organsThe pathologic mechanisms of transplant rejection are complex, and they can be hard to get a grip on. Here are some questions that may help you understand these processes a little better.

Q. What are mononuclear cells?
A. Mononuclear cells are lymphocytes, plasma cells (which are just a specialized kind of B lymphocyte, really) and macrophages (a specialized form of monocytes). The term “mononuclear cells” is used to differentiate an inflammatory infiltrate composed of these cells (lymphocytes, plasma cells, macrophages) from one composed of neutrophils. Acute inflammation is usually composed of neutrophils; after about 48 hours, mononuclear cells start to predominate.

Q. What do “CD4+” and “CD8+” mean?
A. CD4 and CD8 are “markers” on the surface of lymphocytes. There are lots of markers on lymphocytes – and on other cells, for that matter. The + signifies that the cell in question is positive for that marker; a CD4+ cell has the CD4 marker on its surface. Helper T cells are CD4+ (positive) and CD8- (negative), whereas cytotoxic (killer) T cells are CD4- and CD8+. A simplified (but useful) way to look at these cells in the context of transplant rejection is this: CD4+ T cells recognize the cells to be killed, and CD8+ T cells do the killing.
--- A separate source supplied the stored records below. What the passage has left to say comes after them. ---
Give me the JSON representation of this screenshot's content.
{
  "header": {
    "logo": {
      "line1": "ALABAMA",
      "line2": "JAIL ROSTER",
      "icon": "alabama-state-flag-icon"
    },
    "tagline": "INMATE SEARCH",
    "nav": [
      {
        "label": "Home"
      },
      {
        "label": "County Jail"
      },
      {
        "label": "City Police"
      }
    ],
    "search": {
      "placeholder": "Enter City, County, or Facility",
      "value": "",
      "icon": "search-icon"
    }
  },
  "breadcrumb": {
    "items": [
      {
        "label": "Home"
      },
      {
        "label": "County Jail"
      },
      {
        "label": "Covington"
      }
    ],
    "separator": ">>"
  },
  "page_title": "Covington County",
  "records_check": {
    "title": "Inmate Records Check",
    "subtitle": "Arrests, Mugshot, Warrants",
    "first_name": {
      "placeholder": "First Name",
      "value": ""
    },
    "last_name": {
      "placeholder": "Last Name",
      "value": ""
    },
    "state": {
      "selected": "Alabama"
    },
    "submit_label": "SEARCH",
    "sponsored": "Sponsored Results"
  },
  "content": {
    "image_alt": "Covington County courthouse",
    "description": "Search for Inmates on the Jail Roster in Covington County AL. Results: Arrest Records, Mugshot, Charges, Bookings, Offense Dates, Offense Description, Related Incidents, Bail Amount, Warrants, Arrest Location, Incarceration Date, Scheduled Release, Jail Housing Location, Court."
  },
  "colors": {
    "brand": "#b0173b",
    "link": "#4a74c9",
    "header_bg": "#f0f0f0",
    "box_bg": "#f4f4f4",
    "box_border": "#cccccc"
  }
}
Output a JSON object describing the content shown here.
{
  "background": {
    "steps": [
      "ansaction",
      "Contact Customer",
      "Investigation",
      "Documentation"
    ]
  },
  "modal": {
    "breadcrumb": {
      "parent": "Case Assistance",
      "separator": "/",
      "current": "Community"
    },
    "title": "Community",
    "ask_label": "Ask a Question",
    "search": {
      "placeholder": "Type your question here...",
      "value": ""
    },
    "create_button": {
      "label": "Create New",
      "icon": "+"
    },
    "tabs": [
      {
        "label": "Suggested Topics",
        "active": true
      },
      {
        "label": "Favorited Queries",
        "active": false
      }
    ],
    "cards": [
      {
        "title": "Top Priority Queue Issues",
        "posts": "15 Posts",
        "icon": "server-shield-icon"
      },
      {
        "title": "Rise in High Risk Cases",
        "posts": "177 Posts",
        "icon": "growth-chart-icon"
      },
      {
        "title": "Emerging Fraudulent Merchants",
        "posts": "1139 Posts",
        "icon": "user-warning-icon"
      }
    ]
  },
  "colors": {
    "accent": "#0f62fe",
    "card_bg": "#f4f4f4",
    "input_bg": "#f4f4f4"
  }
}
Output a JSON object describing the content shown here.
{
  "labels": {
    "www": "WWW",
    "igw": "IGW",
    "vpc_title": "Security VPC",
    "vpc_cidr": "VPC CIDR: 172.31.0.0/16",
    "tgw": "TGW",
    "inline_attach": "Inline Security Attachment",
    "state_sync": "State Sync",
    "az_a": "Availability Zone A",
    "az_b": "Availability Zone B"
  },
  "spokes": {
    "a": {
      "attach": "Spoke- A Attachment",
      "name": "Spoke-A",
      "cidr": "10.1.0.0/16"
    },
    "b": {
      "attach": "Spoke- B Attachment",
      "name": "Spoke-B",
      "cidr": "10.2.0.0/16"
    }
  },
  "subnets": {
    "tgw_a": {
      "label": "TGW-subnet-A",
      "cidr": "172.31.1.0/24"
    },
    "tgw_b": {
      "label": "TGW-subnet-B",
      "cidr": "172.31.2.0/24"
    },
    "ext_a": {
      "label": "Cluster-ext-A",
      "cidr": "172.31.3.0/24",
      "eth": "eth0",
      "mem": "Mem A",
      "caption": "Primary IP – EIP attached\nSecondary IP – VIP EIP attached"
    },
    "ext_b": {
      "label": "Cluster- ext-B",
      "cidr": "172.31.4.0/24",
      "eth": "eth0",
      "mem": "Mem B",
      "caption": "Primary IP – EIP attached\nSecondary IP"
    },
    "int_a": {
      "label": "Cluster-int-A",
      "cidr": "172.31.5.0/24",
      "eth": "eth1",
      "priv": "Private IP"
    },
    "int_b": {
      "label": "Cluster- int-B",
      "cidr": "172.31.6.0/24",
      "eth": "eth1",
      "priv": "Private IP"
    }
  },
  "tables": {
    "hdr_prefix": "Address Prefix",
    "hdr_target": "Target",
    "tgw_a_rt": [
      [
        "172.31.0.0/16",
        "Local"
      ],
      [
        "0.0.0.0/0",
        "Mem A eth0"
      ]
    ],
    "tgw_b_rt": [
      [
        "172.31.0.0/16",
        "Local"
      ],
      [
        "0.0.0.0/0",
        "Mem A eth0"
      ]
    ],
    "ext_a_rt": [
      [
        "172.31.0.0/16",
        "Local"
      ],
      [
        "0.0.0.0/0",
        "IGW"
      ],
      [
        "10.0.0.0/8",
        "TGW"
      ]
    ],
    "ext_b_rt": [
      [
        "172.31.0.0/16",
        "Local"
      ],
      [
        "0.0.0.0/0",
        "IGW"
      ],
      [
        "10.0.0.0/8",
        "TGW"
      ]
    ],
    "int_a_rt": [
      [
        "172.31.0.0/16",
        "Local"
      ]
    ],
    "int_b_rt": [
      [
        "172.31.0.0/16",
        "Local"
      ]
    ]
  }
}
Q. I’m confused by all the different kinds of rejection.
A. There are basically three types of rejection.

1) Hyperacute rejection – occurs within minutes/hours after transplantation (sometimes right on the table). The patient already has antibodies against the graft – so it’s usually a result of a technical error, like giving the patient the wrong blood-type organ. It’s really rare now, with all our testing, but it does occasionally happen.

2) Acute rejection – this can happen within months of transplant, or sometimes years later (after immunosuppressive therapy is stopped). It can involve both antibodies and T cells.

3) Chronic rejection – this one can happen at any time; it evolves over a period of several months. T cells (not antibodies) are the main damage-causers in this type of rejection.

That’s it in a nutshell in terms of mechanisms. The other thing to remember about rejection is that sometimes people talk about it in terms of “cellular” vs. “vascular” rejection. “Cellular” rejection usually happens in an acute fashion (the graft fails shortly after transplantation). The parenchyma of the graft (for example, the renal tubules, if it’s a kidney graft) gets invaded by lymphocytes. “Vascular” rejection can happen either in an acute fashion, or in a chronic fashion. In vascular rejection the vessels get attacked and there’s a vasculitis, so the organ gets damaged because of lack of blood supply. So acute rejection can show cellular changes and/or vascular changes, whereas chronic rejection shows mostly vascular changes.